Rapoport, M. J., Mccullagh, S., Streiner, D., & Feinstein, A. (2003). The Clinical Significance of Major Depression Following Mild Traumatic Brain Injury. Psychosomatics, 44(1), 31-37. doi:10.1176/appi.psy.44.1.31

Robinson, R. G., & Jorge, R. (2002). Longitudinal Course of Mood Disorders Following Traumatic Brain Injury. Archives of General Psychiatry, 59(1), 23. doi:10.1001/archpsyc.59.1.23

 

 

Head Trauma Linked to Elevated Suicide Risk

Racheed Mani, B.A.

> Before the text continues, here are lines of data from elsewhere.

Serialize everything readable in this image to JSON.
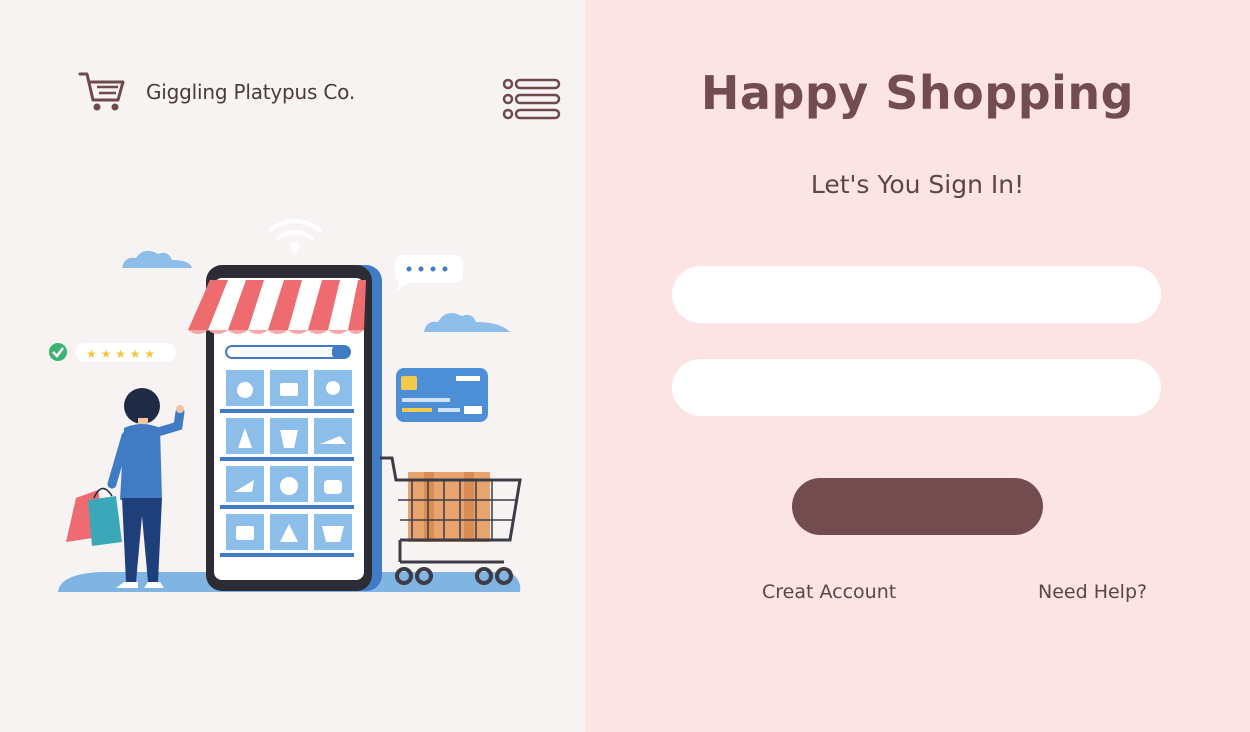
{
  "brand": {
    "name": "Giggling Platypus Co.",
    "logo_icon": "shopping-cart-icon"
  },
  "header": {
    "menu_icon": "list-menu-icon"
  },
  "hero": {
    "illustration": "online-shopping-phone-store-illustration"
  },
  "signin": {
    "title": "Happy Shopping",
    "subtitle": "Let's You Sign In!",
    "username_value": "",
    "password_value": "",
    "submit_label": "",
    "create_account": "Creat Account",
    "need_help": "Need Help?"
  },
  "colors": {
    "left_bg": "#f8f3f3",
    "right_bg": "#fce4e4",
    "accent": "#734c4f",
    "input_bg": "#ffffff"
  }
}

Racheed Mani, B.A. is now pursuing a medical degree at the Stony Brook University School of Medicine. He previously received his bachelor’s degree in biochemistry and psychology at New York University, while also serving as a psychiatric clinical research assistant.

 

APA Reference
Mani, R. (2018). Head Trauma Linked to Elevated Suicide Risk. Psych Central. Retrieved on November 11, 2018, from https://pro.psychcentral.com/head-trauma-linked-to-elevated-suicide-risk/

 

Scientifically Reviewed
Last updated: 15 Oct 2018
Last reviewed: By John M. Grohol, Psy.D. on 15 Oct 2018
Published on PsychCentral.com. All rights reserved.